Surgery for Bite Correction
In some cases, orthodontic treatment alone may not be enough to correct a misaligned bite. If your condition is severe, your dentist or orthodontist may recommend surgery to reposition your jaw. This is known as orthognathic surgery.
During orthognathic surgery, your jaw will be repositioned to improve your bite and facial appearance. The procedure is typically performed under general anesthesia and may require a hospital stay of one to two days.
Orthognathic surgery is a major procedure and should only be considered as a last resort. Your dentist or orthodontist will only recommend it if other treatment options have been unsuccessful or if your condition is severe enough to warrant surgery.
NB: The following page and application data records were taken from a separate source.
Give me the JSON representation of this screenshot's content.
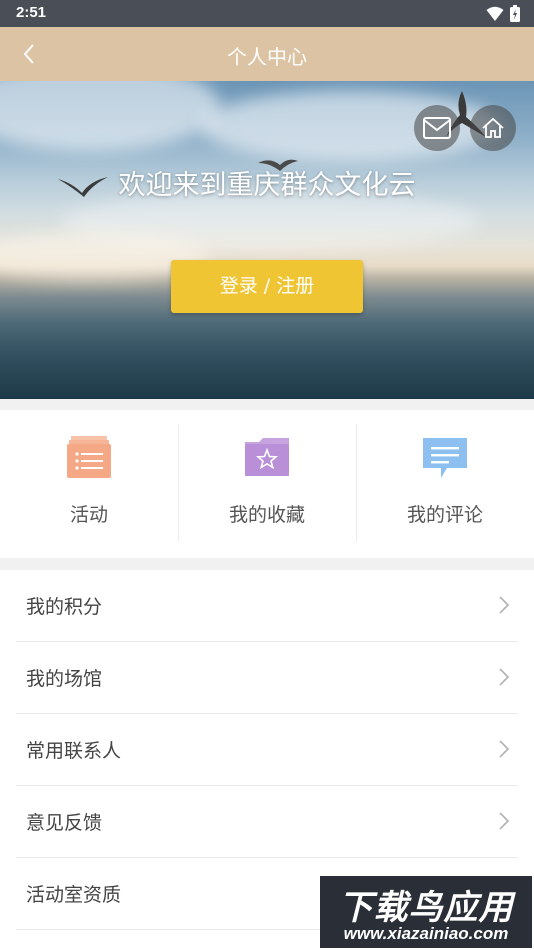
{
  "status_bar": {
    "time": "2:51"
  },
  "header": {
    "title": "个人中心"
  },
  "hero": {
    "welcome": "欢迎来到重庆群众文化云",
    "login_label": "登录 / 注册"
  },
  "quick_actions": [
    {
      "label": "活动",
      "icon": "activity-list-icon",
      "color": "#f5a885"
    },
    {
      "label": "我的收藏",
      "icon": "favorites-folder-icon",
      "color": "#c7a3e0"
    },
    {
      "label": "我的评论",
      "icon": "comment-bubble-icon",
      "color": "#8dc0f0"
    }
  ],
  "menu": [
    {
      "label": "我的积分"
    },
    {
      "label": "我的场馆"
    },
    {
      "label": "常用联系人"
    },
    {
      "label": "意见反馈"
    },
    {
      "label": "活动室资质"
    }
  ],
  "watermark": {
    "title": "下载鸟应用",
    "url": "www.xiazainiao.com"
  },
  "colors": {
    "header": "#dcc3a3",
    "login_button": "#f0c534"
  }
}
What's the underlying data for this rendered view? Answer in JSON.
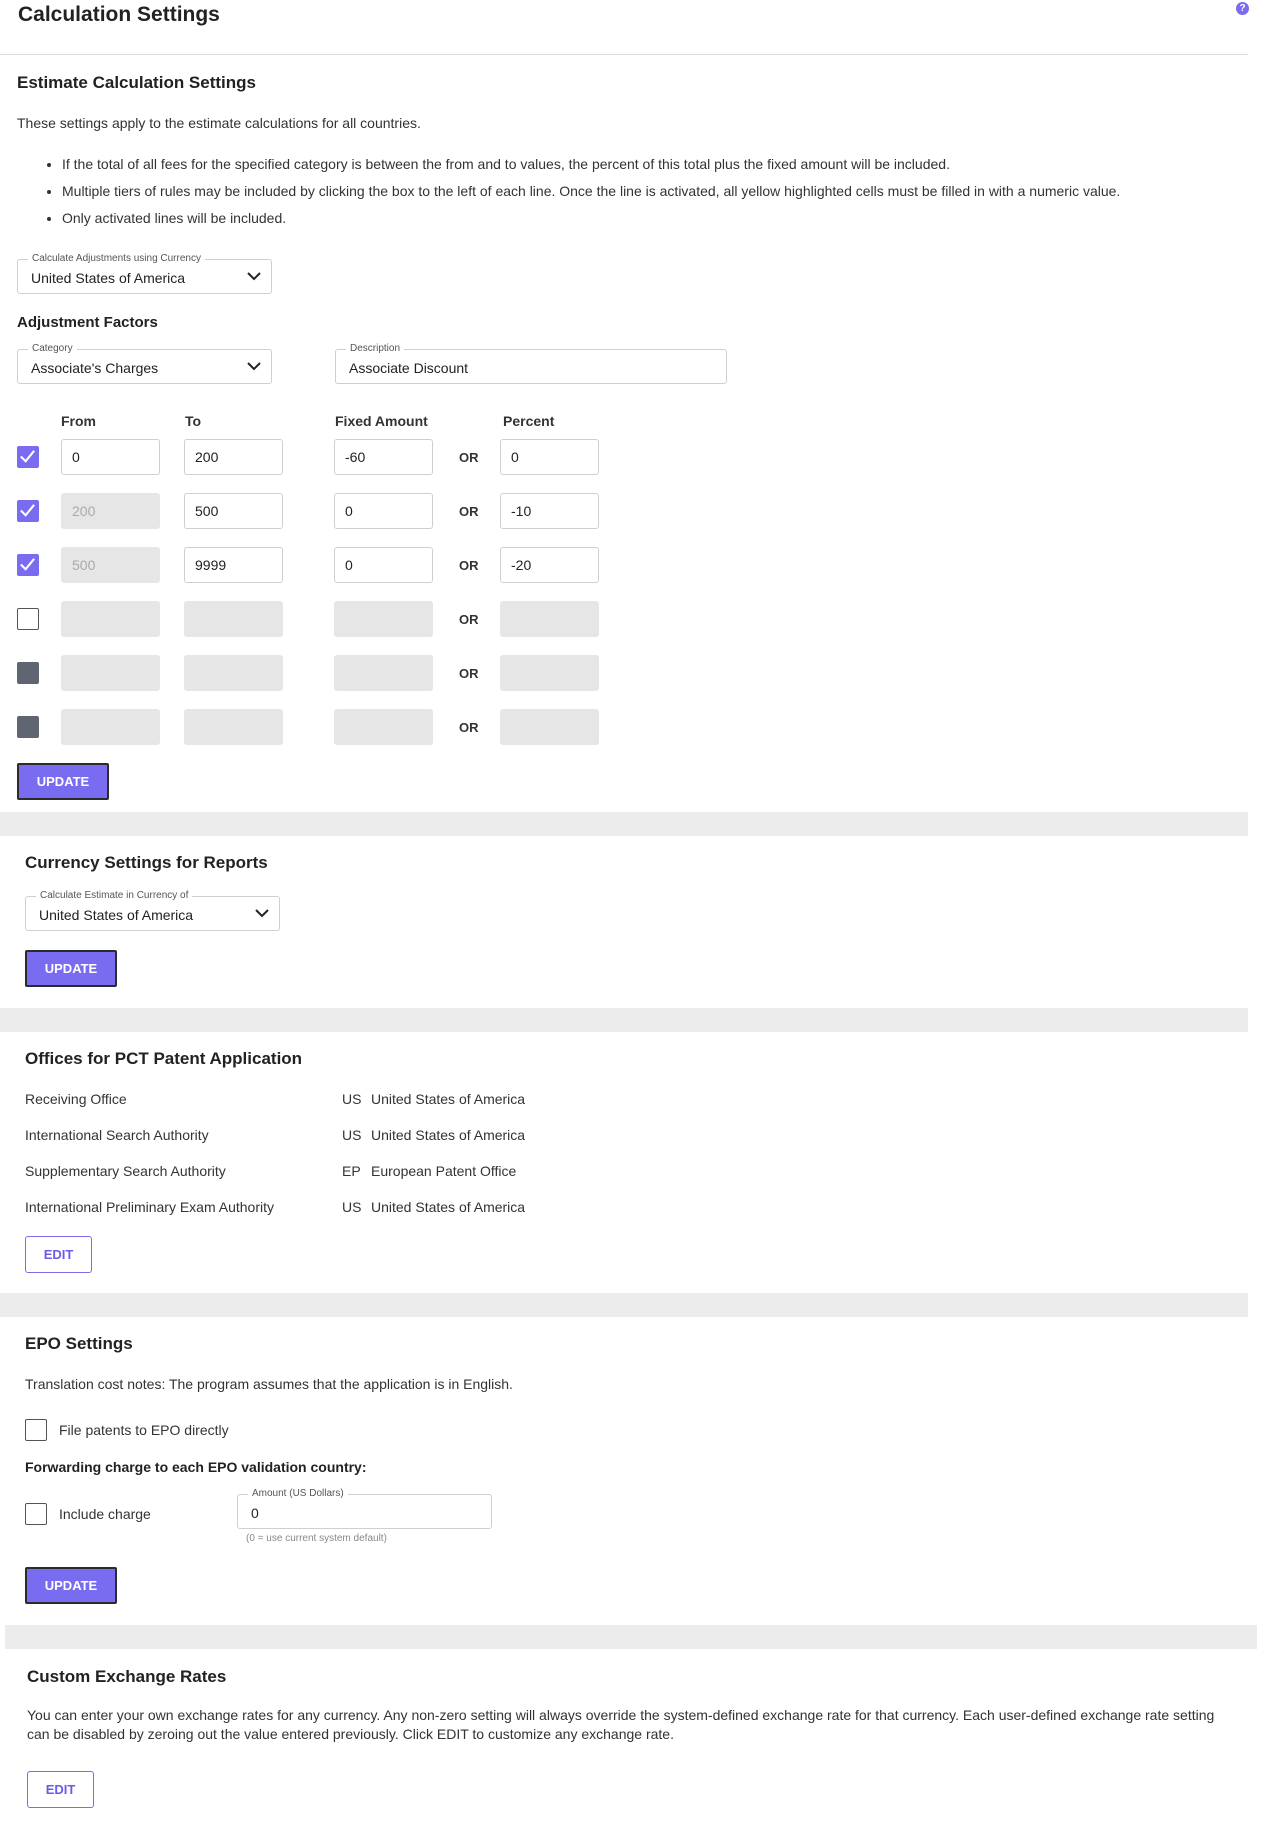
{
  "page": {
    "title": "Calculation Settings"
  },
  "estimate": {
    "heading": "Estimate Calculation Settings",
    "intro": "These settings apply to the estimate calculations for all countries.",
    "bullets": [
      "If the total of all fees for the specified category is between the from and to values, the percent of this total plus the fixed amount will be included.",
      "Multiple tiers of rules may be included by clicking the box to the left of each line. Once the line is activated, all yellow highlighted cells must be filled in with a numeric value.",
      "Only activated lines will be included."
    ],
    "currency_label": "Calculate Adjustments using Currency",
    "currency_value": "United States of America",
    "factors_heading": "Adjustment Factors",
    "category_label": "Category",
    "category_value": "Associate's Charges",
    "description_label": "Description",
    "description_value": "Associate Discount",
    "columns": {
      "from": "From",
      "to": "To",
      "fixed": "Fixed Amount",
      "percent": "Percent"
    },
    "or_label": "OR",
    "rows": [
      {
        "state": "checked",
        "from": "0",
        "to": "200",
        "fixed": "-60",
        "percent": "0"
      },
      {
        "state": "checked",
        "from": "200",
        "to": "500",
        "fixed": "0",
        "percent": "-10"
      },
      {
        "state": "checked",
        "from": "500",
        "to": "9999",
        "fixed": "0",
        "percent": "-20"
      },
      {
        "state": "unchecked",
        "from": "",
        "to": "",
        "fixed": "",
        "percent": ""
      },
      {
        "state": "filled",
        "from": "",
        "to": "",
        "fixed": "",
        "percent": ""
      },
      {
        "state": "filled",
        "from": "",
        "to": "",
        "fixed": "",
        "percent": ""
      }
    ],
    "update_label": "UPDATE"
  },
  "currency_reports": {
    "heading": "Currency Settings for Reports",
    "label": "Calculate Estimate in Currency of",
    "value": "United States of America",
    "update_label": "UPDATE"
  },
  "pct_offices": {
    "heading": "Offices for PCT Patent Application",
    "rows": [
      {
        "label": "Receiving Office",
        "code": "US",
        "name": "United States of America"
      },
      {
        "label": "International Search Authority",
        "code": "US",
        "name": "United States of America"
      },
      {
        "label": "Supplementary Search Authority",
        "code": "EP",
        "name": "European Patent Office"
      },
      {
        "label": "International Preliminary Exam Authority",
        "code": "US",
        "name": "United States of America"
      }
    ],
    "edit_label": "EDIT"
  },
  "epo": {
    "heading": "EPO Settings",
    "note": "Translation cost notes: The program assumes that the application is in English.",
    "file_direct_label": "File patents to EPO directly",
    "forwarding_heading": "Forwarding charge to each EPO validation country:",
    "include_charge_label": "Include charge",
    "amount_label": "Amount (US Dollars)",
    "amount_value": "0",
    "amount_hint": "(0 = use current system default)",
    "update_label": "UPDATE"
  },
  "exchange": {
    "heading": "Custom Exchange Rates",
    "text": "You can enter your own exchange rates for any currency. Any non-zero setting will always override the system-defined exchange rate for that currency. Each user-defined exchange rate setting can be disabled by zeroing out the value entered previously. Click EDIT to customize any exchange rate.",
    "edit_label": "EDIT"
  },
  "colors": {
    "accent": "#7a6cf0",
    "band": "#ececec",
    "disabled_field": "#e6e6e6"
  }
}
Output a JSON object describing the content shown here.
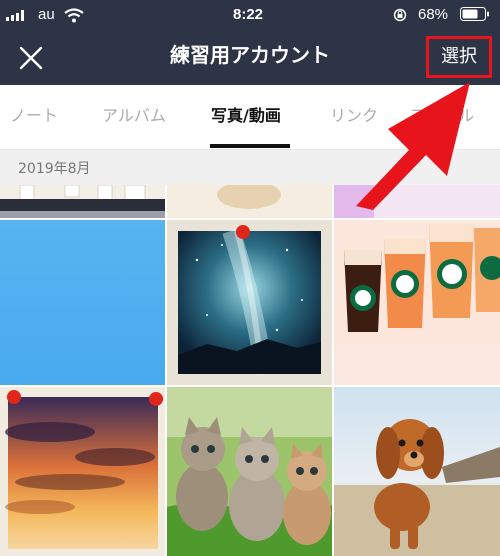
{
  "status_bar": {
    "carrier": "au",
    "time": "8:22",
    "battery": "68%"
  },
  "header": {
    "title": "練習用アカウント",
    "select_label": "選択",
    "highlight_color": "#e8141c"
  },
  "tabs": [
    {
      "label": "ノート",
      "active": false
    },
    {
      "label": "アルバム",
      "active": false
    },
    {
      "label": "写真/動画",
      "active": true
    },
    {
      "label": "リンク",
      "active": false
    },
    {
      "label": "ファイル",
      "active": false
    }
  ],
  "date_label": "2019年8月",
  "icons": [
    "wifi-icon",
    "lock-rotation-icon",
    "battery-icon",
    "close-icon",
    "pin-icon"
  ],
  "photos": [
    {
      "name": "drinks-on-table-photo"
    },
    {
      "name": "dog-partial-photo"
    },
    {
      "name": "pink-partial-photo"
    },
    {
      "name": "blue-sky-photo"
    },
    {
      "name": "milky-way-photo"
    },
    {
      "name": "starbucks-frappuccino-photo"
    },
    {
      "name": "sunset-clouds-photo"
    },
    {
      "name": "kittens-photo"
    },
    {
      "name": "puppy-photo"
    }
  ]
}
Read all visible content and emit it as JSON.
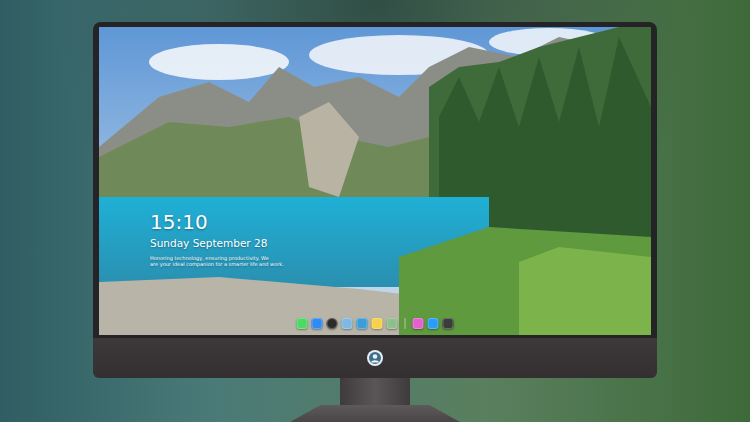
{
  "lock_screen": {
    "time": "15:10",
    "date": "Sunday September 28",
    "caption_lines": [
      "Honoring technology, ensuring productivity. We",
      "are your ideal companion for a smarter life and work."
    ]
  },
  "dock": {
    "items": [
      {
        "kind": "app",
        "color": "#4cd964"
      },
      {
        "kind": "app",
        "color": "#2f8cf0"
      },
      {
        "kind": "round",
        "color": "#2b2b2b"
      },
      {
        "kind": "app",
        "color": "#7fb8e0"
      },
      {
        "kind": "app",
        "color": "#3a9fd8"
      },
      {
        "kind": "app",
        "color": "#f5d24a"
      },
      {
        "kind": "app",
        "color": "#8fbf8a"
      },
      {
        "kind": "separator",
        "color": "#d8d8d8"
      },
      {
        "kind": "app",
        "color": "#e65fd0"
      },
      {
        "kind": "app",
        "color": "#2a9df4"
      },
      {
        "kind": "app",
        "color": "#3c3c3c"
      }
    ]
  }
}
In summary, orthodontic treatment and surgery are two effective options for correcting a misaligned bite. Your dentist or orthodontist will work with you to determine the best course of treatment based on the severity of your condition and your individual needs.
Preventive Measures for Bite Problems
If you’re experiencing frequent bite problems, there are several preventive measures you can take to reduce the likelihood of these issues. Here are some tips to help you prevent bite problems:
1. Practice Good Oral Hygiene
Good oral hygiene is essential for preventing bite problems. Brush your teeth twice a day, floss daily, and use mouthwash to keep your mouth clean and healthy. This will help prevent gum disease, which can cause bite problems.
2. Avoid Bad Habits
Bad habits, such as nail-biting, pen-chewing, and teeth-grinding, can cause bite problems. Try to avoid these habits as much as possible to prevent damage to your teeth and jaw.
3. Wear a Mouthguard
If you play sports or grind your teeth at night, wearing a mouthguard can help prevent bite problems. A mouthguard will protect your teeth and prevent damage to your jaw.
4. Get Regular Dental Checkups
Regular dental checkups can help prevent bite problems by identifying and treating dental issues early on. Your dentist can also provide advice on how to maintain good oral health and prevent bite problems.
5. Address Underlying Issues
If you’re experiencing frequent bite problems, there may be an underlying issue that needs to be addressed. Malocclusion, misaligned teeth or bite, or seizures can all cause bite problems. If you suspect an underlying issue, talk to your dentist or doctor for further evaluation and treatment.
By following these preventive measures, you can reduce the likelihood of bite problems and maintain good oral health.
Frequently Asked Questions
What is the ideal way for teeth to align when biting down?
The ideal way for teeth to align when biting down is with the upper teeth slightly overlapping the lower teeth. This is known as a normal bite occlusion. It allows for proper chewing and helps prevent jaw pain and other dental issues.
How should resting teeth look?
When your teeth are at rest, they should be slightly apart, with the upper teeth resting on the lower teeth. This helps prevent unnecessary wear and tear on your teeth and reduces the risk of jaw pain.
Why don’t my teeth line up when I bite down?
There are several reasons why your teeth may not line up when you bite down. It could be due to genetics, missing teeth, or dental problems such as a misaligned jaw or crooked teeth. If you are concerned about your bite, it is best to consult with a dentist.
What is the proper way for top and bottom teeth to touch?
The proper way for the top and bottom teeth to touch is with the upper teeth slightly overlapping the lower teeth. This helps ensure that your bite is aligned properly and reduces the risk of dental problems.
What is the ideal bite teeth alignment?
The ideal bite teeth alignment is when the upper teeth slightly overlap the lower teeth, allowing for proper chewing and reducing the risk of jaw pain and other dental problems.
Should teeth touch when smiling?
When you smile, your teeth should touch slightly, but not too much. If your teeth touch too much when you smile, it can make your smile look unnatural. However, if your teeth don’t touch at all when you smile, it can make your smile look awkward. It is best to consult with a dentist to determine the ideal amount of teeth touching when you smile.